[Interface dataset entries]
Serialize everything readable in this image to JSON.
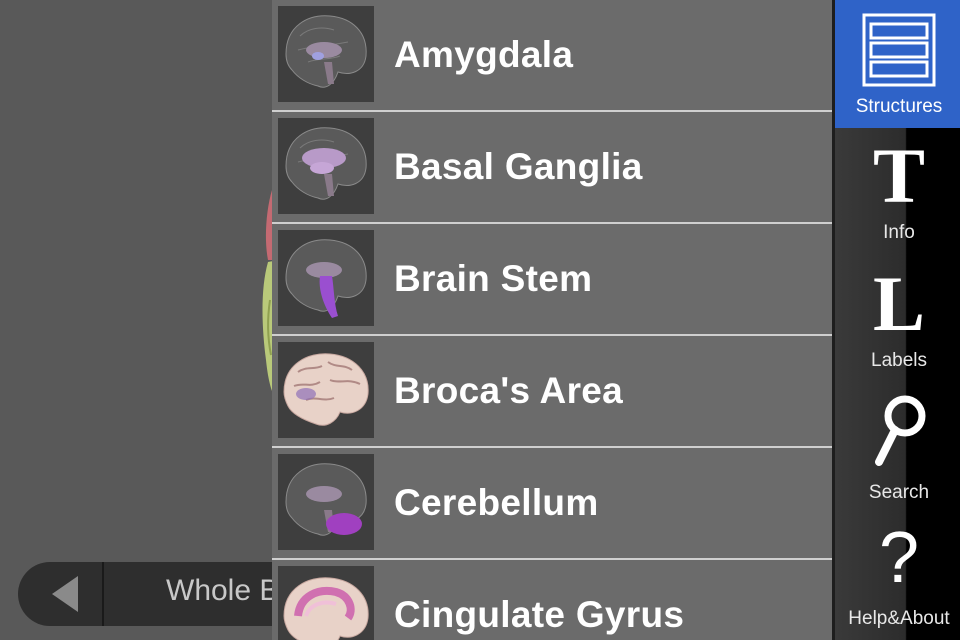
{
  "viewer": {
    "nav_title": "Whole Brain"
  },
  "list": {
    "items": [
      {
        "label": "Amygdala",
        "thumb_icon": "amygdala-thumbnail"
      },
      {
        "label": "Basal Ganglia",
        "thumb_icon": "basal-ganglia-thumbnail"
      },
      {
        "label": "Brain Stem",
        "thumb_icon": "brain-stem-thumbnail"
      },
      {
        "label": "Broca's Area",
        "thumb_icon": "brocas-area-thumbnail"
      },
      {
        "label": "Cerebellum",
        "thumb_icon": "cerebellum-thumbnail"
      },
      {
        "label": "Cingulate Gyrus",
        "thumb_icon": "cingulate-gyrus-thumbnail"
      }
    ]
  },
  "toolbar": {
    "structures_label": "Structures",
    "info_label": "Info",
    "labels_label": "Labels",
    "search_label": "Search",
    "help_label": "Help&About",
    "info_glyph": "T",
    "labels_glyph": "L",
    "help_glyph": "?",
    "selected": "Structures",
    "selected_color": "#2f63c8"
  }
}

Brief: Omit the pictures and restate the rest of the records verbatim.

Task answer:
Serialize everything readable in this image to JSON.
{
  "viewer": {
    "nav_title": "Whole Brain"
  },
  "list": {
    "items": [
      {
        "label": "Amygdala",
        "thumb_icon": "amygdala-thumbnail"
      },
      {
        "label": "Basal Ganglia",
        "thumb_icon": "basal-ganglia-thumbnail"
      },
      {
        "label": "Brain Stem",
        "thumb_icon": "brain-stem-thumbnail"
      },
      {
        "label": "Broca's Area",
        "thumb_icon": "brocas-area-thumbnail"
      },
      {
        "label": "Cerebellum",
        "thumb_icon": "cerebellum-thumbnail"
      },
      {
        "label": "Cingulate Gyrus",
        "thumb_icon": "cingulate-gyrus-thumbnail"
      }
    ]
  },
  "toolbar": {
    "structures_label": "Structures",
    "info_label": "Info",
    "labels_label": "Labels",
    "search_label": "Search",
    "help_label": "Help&About",
    "info_glyph": "T",
    "labels_glyph": "L",
    "help_glyph": "?",
    "selected": "Structures",
    "selected_color": "#2f63c8"
  }
}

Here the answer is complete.